Patrick concludes, “If retailers want to survive, adjusting their supply chains to actually understand and then meet consumer expectations is paramount — but in order to do that, greater investment and leveraging of AI is necessary.” An IDC report found early adopters of cognitive technologies are already seeing positive results. The report concludes, “Commerce and technology will converge, enabling retailers to achieve short-term ROI objectives while discovering untapped demand. But implementing analytics will require coordination across key management roles and business processes up and down each retail organization.
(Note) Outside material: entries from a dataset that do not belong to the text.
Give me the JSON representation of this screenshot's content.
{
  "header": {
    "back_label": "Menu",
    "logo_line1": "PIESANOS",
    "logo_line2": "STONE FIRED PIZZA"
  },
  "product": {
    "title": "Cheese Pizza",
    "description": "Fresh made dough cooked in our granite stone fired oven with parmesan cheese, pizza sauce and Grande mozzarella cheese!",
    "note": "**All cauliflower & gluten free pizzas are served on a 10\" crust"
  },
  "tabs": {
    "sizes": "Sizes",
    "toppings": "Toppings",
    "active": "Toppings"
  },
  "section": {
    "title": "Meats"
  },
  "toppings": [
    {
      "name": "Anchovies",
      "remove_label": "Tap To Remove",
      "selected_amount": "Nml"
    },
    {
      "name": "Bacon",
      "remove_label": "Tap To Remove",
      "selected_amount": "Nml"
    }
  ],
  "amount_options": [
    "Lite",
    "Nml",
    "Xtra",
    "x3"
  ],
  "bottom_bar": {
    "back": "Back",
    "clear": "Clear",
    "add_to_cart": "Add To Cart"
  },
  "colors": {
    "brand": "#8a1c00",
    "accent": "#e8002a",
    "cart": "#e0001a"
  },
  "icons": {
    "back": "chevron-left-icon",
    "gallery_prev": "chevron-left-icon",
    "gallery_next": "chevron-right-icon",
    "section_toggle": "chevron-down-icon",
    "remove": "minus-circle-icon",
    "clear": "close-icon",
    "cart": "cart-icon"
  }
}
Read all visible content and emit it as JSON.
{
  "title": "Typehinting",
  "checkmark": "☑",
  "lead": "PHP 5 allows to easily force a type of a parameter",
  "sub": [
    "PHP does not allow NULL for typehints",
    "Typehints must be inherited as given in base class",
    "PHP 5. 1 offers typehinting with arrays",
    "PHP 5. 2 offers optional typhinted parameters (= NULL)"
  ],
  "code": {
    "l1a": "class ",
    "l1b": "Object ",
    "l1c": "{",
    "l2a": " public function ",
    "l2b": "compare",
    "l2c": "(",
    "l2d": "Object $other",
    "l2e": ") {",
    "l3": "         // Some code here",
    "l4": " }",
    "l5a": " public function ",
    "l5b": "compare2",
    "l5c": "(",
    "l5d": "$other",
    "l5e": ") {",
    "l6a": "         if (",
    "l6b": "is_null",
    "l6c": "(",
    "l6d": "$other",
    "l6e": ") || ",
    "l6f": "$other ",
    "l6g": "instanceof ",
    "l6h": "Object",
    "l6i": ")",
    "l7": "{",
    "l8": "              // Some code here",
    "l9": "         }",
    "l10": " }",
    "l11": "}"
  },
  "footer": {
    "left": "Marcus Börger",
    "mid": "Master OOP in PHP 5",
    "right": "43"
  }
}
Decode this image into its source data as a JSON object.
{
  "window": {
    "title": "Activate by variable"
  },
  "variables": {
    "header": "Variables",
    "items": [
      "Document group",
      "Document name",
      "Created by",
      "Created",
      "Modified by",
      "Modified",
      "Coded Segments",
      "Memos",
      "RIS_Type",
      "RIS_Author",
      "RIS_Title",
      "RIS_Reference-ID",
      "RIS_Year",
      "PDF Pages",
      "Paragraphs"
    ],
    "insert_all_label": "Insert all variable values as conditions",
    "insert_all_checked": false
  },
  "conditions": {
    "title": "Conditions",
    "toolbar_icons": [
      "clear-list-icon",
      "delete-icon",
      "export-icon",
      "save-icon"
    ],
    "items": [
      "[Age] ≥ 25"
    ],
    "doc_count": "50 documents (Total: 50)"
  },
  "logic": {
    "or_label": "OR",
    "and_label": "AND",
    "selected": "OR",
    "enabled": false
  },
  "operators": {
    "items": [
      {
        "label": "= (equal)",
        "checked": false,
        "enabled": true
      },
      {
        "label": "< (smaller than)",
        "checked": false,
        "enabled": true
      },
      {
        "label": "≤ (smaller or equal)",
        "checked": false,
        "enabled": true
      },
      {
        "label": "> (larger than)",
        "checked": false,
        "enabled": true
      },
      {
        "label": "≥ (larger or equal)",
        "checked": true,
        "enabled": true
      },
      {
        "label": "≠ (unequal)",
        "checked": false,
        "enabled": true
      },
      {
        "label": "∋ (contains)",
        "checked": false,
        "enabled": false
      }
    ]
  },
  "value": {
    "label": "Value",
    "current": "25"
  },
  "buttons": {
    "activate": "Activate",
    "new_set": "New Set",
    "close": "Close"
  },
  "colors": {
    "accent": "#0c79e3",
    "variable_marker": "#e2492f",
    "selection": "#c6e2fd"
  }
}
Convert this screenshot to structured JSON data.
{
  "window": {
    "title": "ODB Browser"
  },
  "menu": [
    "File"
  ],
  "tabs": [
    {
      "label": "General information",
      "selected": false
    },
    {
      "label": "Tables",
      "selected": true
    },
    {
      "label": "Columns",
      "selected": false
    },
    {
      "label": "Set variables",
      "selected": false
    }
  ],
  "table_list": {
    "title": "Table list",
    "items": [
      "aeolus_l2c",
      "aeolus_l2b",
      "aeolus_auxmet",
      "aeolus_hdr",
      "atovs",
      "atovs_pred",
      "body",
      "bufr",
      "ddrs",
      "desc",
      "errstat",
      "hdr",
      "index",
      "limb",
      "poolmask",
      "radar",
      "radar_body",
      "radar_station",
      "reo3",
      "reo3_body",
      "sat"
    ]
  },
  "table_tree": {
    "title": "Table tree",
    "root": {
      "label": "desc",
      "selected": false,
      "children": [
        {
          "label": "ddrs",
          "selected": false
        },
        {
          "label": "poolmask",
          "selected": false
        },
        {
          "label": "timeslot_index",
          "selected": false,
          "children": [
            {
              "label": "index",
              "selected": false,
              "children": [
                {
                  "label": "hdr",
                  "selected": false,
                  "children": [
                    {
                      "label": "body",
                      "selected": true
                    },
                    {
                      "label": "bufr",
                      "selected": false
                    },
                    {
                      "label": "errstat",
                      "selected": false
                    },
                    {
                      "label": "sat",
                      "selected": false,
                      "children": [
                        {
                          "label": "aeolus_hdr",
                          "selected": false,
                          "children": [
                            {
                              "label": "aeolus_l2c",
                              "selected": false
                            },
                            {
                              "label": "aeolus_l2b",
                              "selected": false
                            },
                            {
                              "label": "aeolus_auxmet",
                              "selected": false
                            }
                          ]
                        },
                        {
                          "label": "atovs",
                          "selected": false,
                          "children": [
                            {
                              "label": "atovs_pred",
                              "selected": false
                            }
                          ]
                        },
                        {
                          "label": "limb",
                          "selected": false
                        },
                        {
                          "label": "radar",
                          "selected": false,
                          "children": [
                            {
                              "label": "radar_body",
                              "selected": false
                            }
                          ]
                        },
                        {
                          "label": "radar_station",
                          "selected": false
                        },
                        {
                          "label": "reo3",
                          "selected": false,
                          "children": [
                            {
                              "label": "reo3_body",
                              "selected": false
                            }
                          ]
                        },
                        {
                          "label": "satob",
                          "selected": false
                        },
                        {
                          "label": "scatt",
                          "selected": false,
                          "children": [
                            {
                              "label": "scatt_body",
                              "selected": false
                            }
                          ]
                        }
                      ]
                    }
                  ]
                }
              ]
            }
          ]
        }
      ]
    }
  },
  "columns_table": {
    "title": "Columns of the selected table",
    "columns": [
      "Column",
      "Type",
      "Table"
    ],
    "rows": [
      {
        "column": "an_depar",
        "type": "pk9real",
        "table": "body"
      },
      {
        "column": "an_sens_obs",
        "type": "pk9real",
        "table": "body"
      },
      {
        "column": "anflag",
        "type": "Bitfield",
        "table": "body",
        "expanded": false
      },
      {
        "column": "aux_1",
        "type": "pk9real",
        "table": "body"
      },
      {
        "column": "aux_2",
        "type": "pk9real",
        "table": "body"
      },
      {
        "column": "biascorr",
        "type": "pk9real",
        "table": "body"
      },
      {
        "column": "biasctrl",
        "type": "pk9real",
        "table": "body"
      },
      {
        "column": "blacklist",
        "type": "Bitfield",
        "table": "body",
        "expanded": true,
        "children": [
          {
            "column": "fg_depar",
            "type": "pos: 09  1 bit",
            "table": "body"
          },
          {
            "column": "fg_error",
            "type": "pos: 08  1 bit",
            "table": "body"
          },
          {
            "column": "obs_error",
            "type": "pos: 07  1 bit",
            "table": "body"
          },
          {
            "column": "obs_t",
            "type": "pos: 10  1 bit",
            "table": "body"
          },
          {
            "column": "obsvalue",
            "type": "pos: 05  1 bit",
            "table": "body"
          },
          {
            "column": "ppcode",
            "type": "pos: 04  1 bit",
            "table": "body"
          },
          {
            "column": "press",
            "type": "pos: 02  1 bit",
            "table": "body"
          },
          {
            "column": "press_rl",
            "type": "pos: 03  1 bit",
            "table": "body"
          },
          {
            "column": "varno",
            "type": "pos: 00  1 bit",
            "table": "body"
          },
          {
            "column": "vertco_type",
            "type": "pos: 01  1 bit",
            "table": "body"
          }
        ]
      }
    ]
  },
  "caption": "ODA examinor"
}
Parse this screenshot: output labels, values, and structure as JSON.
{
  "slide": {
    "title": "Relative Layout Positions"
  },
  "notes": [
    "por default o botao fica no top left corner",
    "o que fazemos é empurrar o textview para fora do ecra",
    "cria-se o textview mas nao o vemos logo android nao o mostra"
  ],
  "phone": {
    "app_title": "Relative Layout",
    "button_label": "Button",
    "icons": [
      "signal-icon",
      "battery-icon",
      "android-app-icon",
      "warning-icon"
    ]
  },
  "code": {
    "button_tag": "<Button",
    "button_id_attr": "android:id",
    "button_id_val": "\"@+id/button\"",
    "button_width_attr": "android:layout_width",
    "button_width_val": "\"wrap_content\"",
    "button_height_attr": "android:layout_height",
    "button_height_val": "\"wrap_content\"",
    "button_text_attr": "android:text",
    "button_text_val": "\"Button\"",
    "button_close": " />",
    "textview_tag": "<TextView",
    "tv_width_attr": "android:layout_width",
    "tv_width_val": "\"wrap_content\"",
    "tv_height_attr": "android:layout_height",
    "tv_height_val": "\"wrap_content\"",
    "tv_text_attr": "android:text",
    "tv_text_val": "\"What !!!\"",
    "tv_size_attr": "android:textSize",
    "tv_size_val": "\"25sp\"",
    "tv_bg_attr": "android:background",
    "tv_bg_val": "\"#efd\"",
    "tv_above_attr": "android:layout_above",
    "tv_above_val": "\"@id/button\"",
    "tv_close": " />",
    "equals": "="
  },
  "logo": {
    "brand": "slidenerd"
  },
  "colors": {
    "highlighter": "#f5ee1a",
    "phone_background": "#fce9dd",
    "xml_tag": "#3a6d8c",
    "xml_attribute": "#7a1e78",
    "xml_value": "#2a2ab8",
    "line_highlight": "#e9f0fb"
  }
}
Early adopters are realizing demonstrably significant value from their initiatives — double-digit improvements in margins, same-store and ecommerce revenue, inventory positions and sell-through, and core marketing metrics. A huge opportunity awaits.”[6] Said another way: The future awaits.


[1] Arthur Zaczkiewicz, “The Future of Retail Is AI-Powered and ‘Merchant-Imagined’,” WWD, 17 January 2018.
[2] Joerg Koesters, “Will AI and Machine Learning Spell the End of Retail as We Know It?SAP Analytics, 6 September 2017
[3] Rob Koplowitz and Sucharita Kodali, “Artificial Intelligence in Retail? Nope — Start With Automation, Analysts Say,” SupplyChainBrain, 31 August 2018.
[4] Kate Patrick, “Report: AI is the ‘future of retail’Supply Chain Dive, 2 March 2018.
[5] Lydia Hanson, “Different Ways Artificial Intelligence Will Revolutionize Retail,” WhichPLM, 30 April 2018.
[6] Koesters, op. cit.